It starts in February.
In the last days of the month, you have a pretty good indication of the kind of winter it’s been. Mild, sure, that’s a given for much of California. But specifically: how much rain has there been? The bulk of our rains soak the grounds in January and February, so by the end of the second month, you start asking the inevitable question: What about the wildflowers?
And what about them? They’re finicky, to be sure—prone to fits and starts like any delicate thing. It can neither be too hot or too cold, and timing is everything. But the most important element is rain. The best blooms happen when there’s a whole lotta rain—buckets of it.
The winter of 2018-19 produced just such a scenario wherein a super bloom was likely. Beginning in February, I was checking the DesertUSA report daily, monitoring the bloom along with thousands of other flower nerds. By late march, Carrizo Plain National Monument was nearing its peak.
It was worth the 4.5-hour trek to the grasslands east of San Luis Obispo to see these hills awash in vibrant yellow—bursting with it, oozing with it. Positively resplendent.

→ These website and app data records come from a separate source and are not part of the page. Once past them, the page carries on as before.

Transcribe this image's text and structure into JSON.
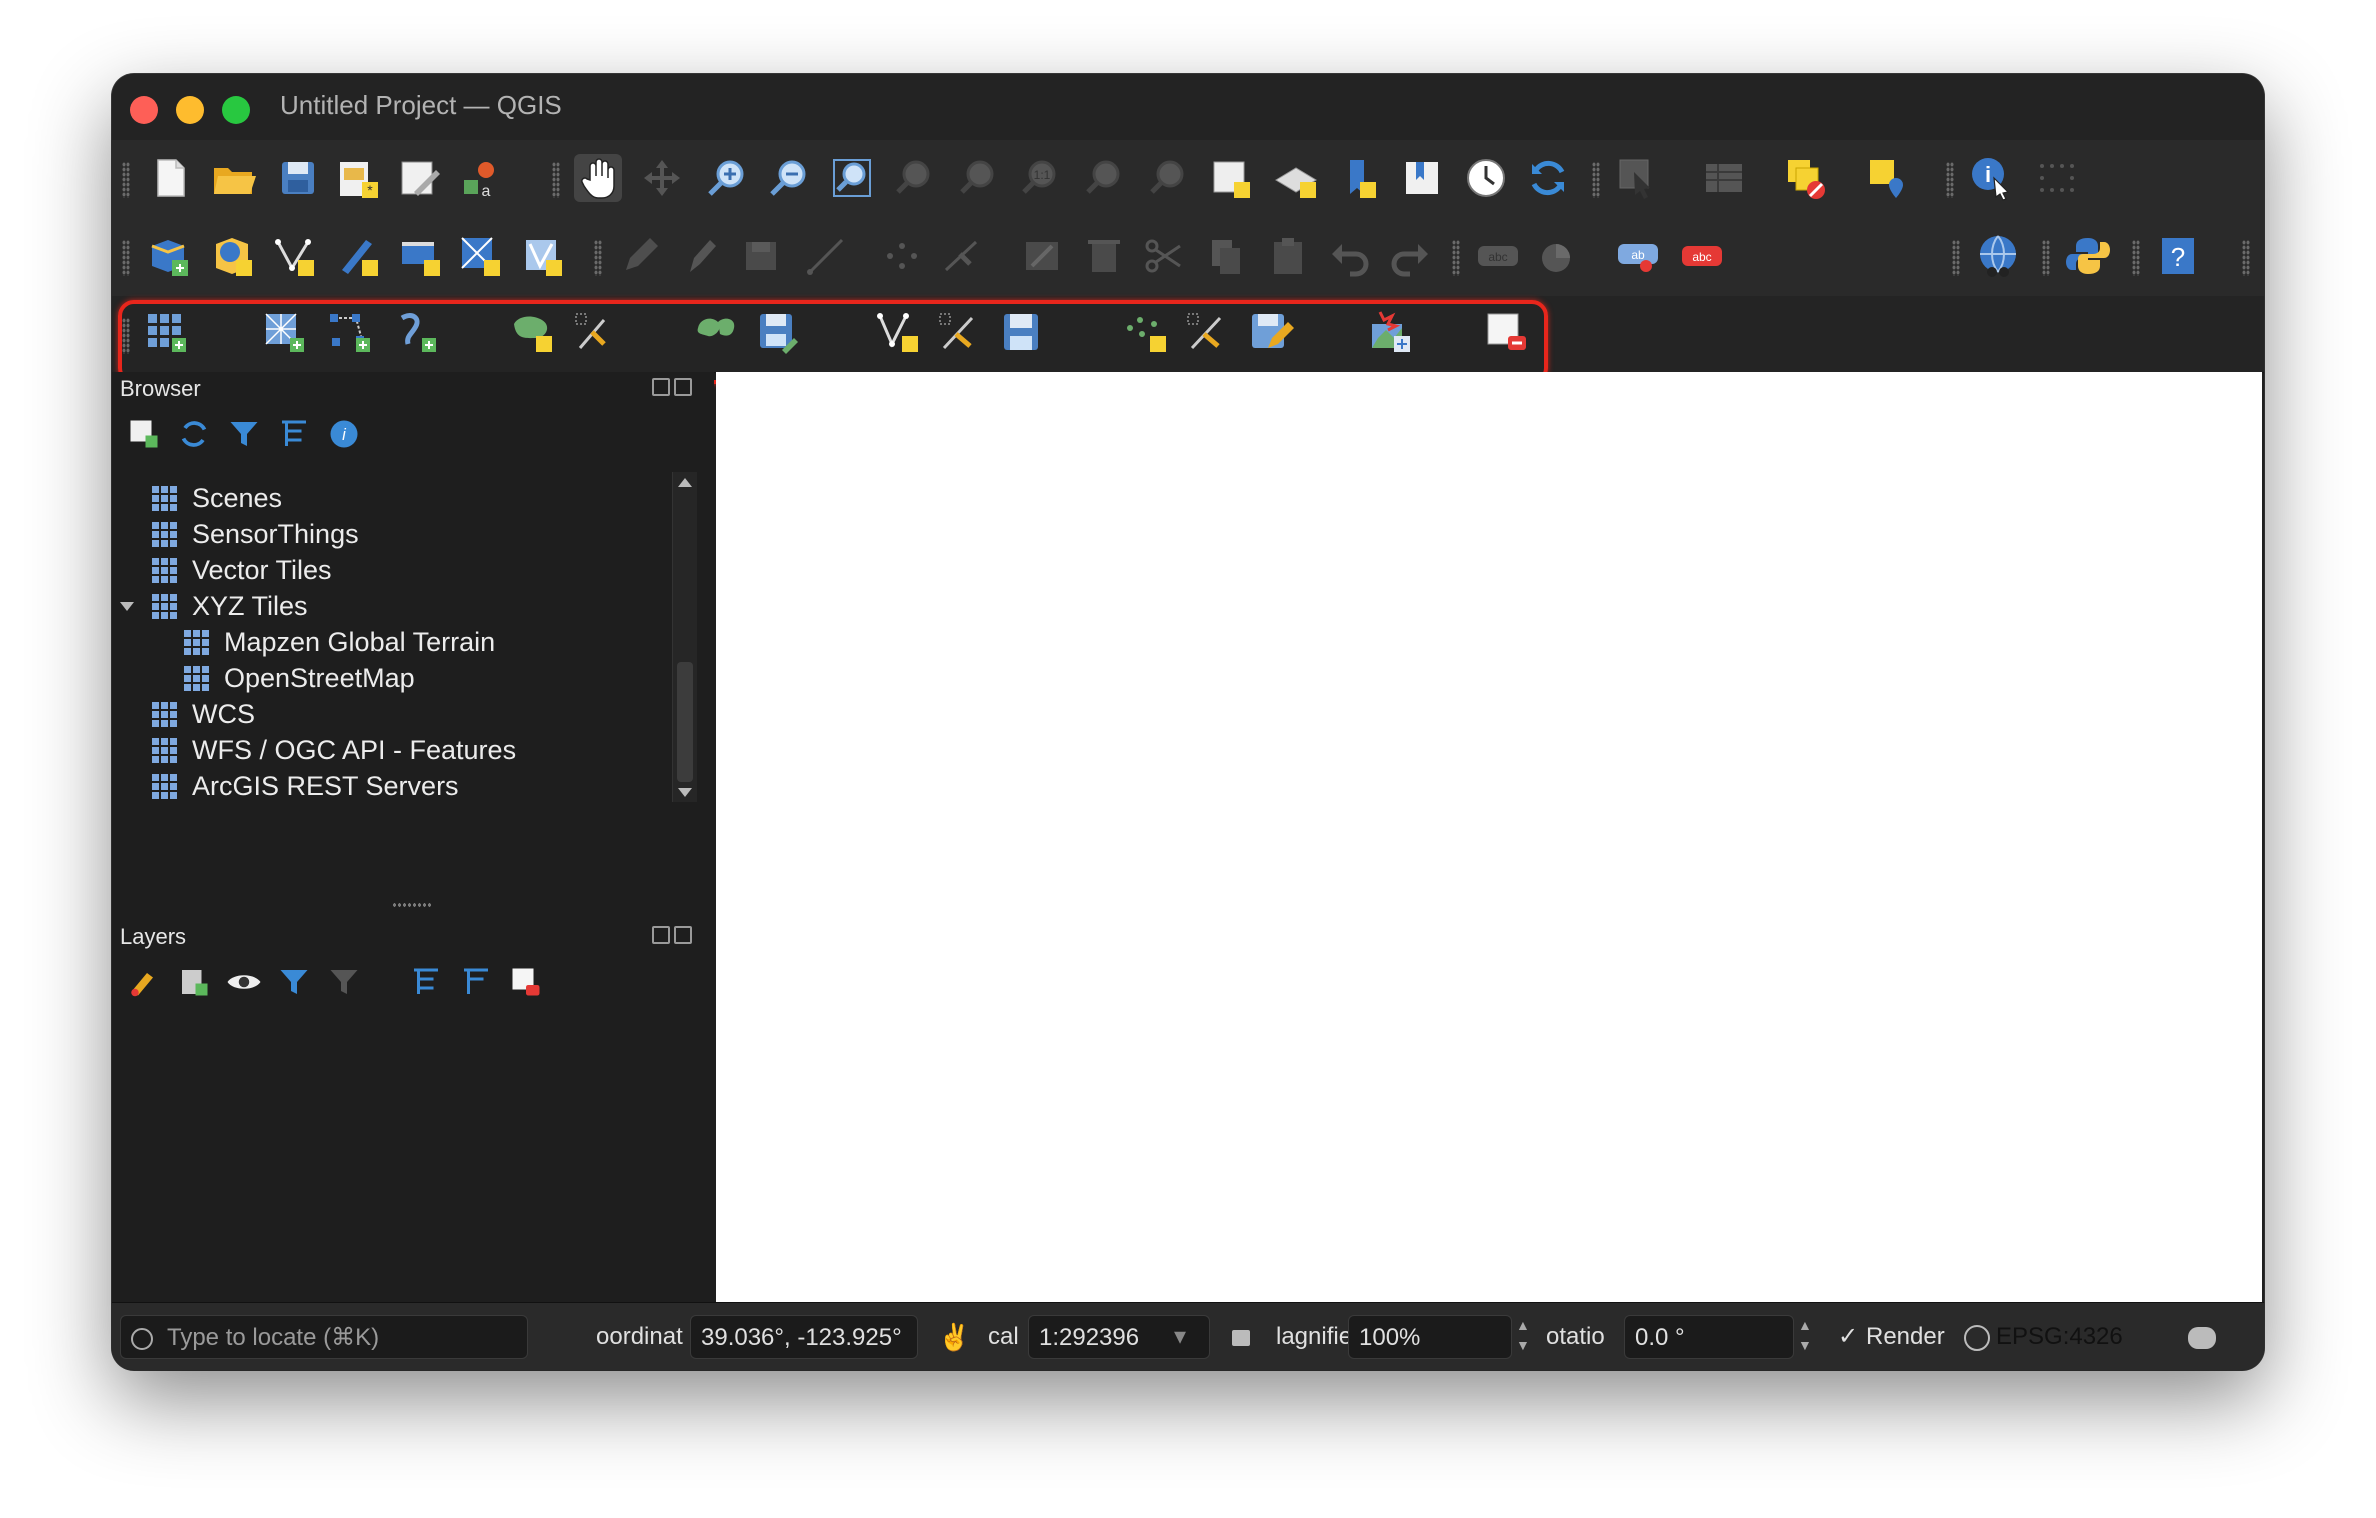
{
  "window": {
    "title": "Untitled Project — QGIS"
  },
  "toolbar_rows": {
    "row1": [
      "new-project-icon",
      "open-project-icon",
      "save-project-icon",
      "new-print-layout-icon",
      "layout-manager-icon",
      "style-manager-icon",
      "pan-map-icon",
      "pan-to-selection-icon",
      "zoom-in-icon",
      "zoom-out-icon",
      "zoom-full-icon",
      "zoom-to-selection-icon",
      "zoom-to-layer-icon",
      "zoom-native-icon",
      "zoom-last-icon",
      "zoom-next-icon",
      "new-map-view-icon",
      "new-3d-view-icon",
      "new-bookmark-icon",
      "show-bookmarks-icon",
      "temporal-controller-icon",
      "refresh-icon",
      "select-features-icon",
      "open-attribute-table-icon",
      "deselect-all-icon",
      "show-map-tips-icon",
      "identify-features-icon",
      "measure-icon"
    ],
    "row2": [
      "data-source-manager-icon",
      "new-geopackage-layer-icon",
      "digitize-vertex-icon",
      "new-sketch-icon",
      "new-memory-layer-icon",
      "new-virtual-layer-icon",
      "new-spatialite-layer-icon",
      "toggle-editing-icon",
      "current-edits-icon",
      "save-edits-icon",
      "digitize-line-icon",
      "add-point-icon",
      "vertex-tool-icon",
      "modify-attributes-icon",
      "delete-selected-icon",
      "cut-features-icon",
      "copy-features-icon",
      "paste-features-icon",
      "undo-icon",
      "redo-icon",
      "label-toolbar-icon",
      "diagram-icon",
      "label-highlight-icon",
      "label-pin-icon",
      "metasearch-icon",
      "python-console-icon",
      "help-icon"
    ]
  },
  "highlighted_toolbar": {
    "icons": [
      "add-wms-layer-icon",
      "add-wcs-layer-icon",
      "add-vector-tile-layer-icon",
      "add-xyz-layer-icon",
      "add-spatialite-layer-icon",
      "add-mesh-layer-icon",
      "add-virtual-layer-icon",
      "save-mesh-layer-icon",
      "add-delimited-text-icon",
      "add-postgis-layer-icon",
      "save-layer-icon",
      "add-point-cloud-icon",
      "add-gps-layer-icon",
      "edit-layer-icon",
      "add-raster-icon",
      "remove-layer-icon"
    ]
  },
  "browser": {
    "title": "Browser",
    "items": [
      {
        "label": "Scenes",
        "icon": "scenes-icon",
        "indent": 0
      },
      {
        "label": "SensorThings",
        "icon": "sensorthings-icon",
        "indent": 0
      },
      {
        "label": "Vector Tiles",
        "icon": "vector-tiles-icon",
        "indent": 0
      },
      {
        "label": "XYZ Tiles",
        "icon": "xyz-tiles-icon",
        "indent": 0,
        "expanded": true
      },
      {
        "label": "Mapzen Global Terrain",
        "icon": "tile-grid-icon",
        "indent": 1
      },
      {
        "label": "OpenStreetMap",
        "icon": "tile-grid-icon",
        "indent": 1
      },
      {
        "label": "WCS",
        "icon": "wcs-icon",
        "indent": 0
      },
      {
        "label": "WFS / OGC API - Features",
        "icon": "wfs-icon",
        "indent": 0
      },
      {
        "label": "ArcGIS REST Servers",
        "icon": "arcgis-icon",
        "indent": 0
      }
    ]
  },
  "layers": {
    "title": "Layers"
  },
  "statusbar": {
    "locator_placeholder": "Type to locate (⌘K)",
    "coordinate_label": "oordinat",
    "coordinate_value": "39.036°, -123.925°",
    "scale_label": "cal",
    "scale_value": "1:292396",
    "magnifier_label": "lagnifiе",
    "magnifier_value": "100%",
    "rotation_label": "otatio",
    "rotation_value": "0.0 °",
    "render_label": "Render",
    "render_check": "✓",
    "crs": "EPSG:4326"
  }
}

Come February 2020, you’ll know where to find me: feverishly hitting refresh on my browser and asking that crucial question: What about the wildflowers?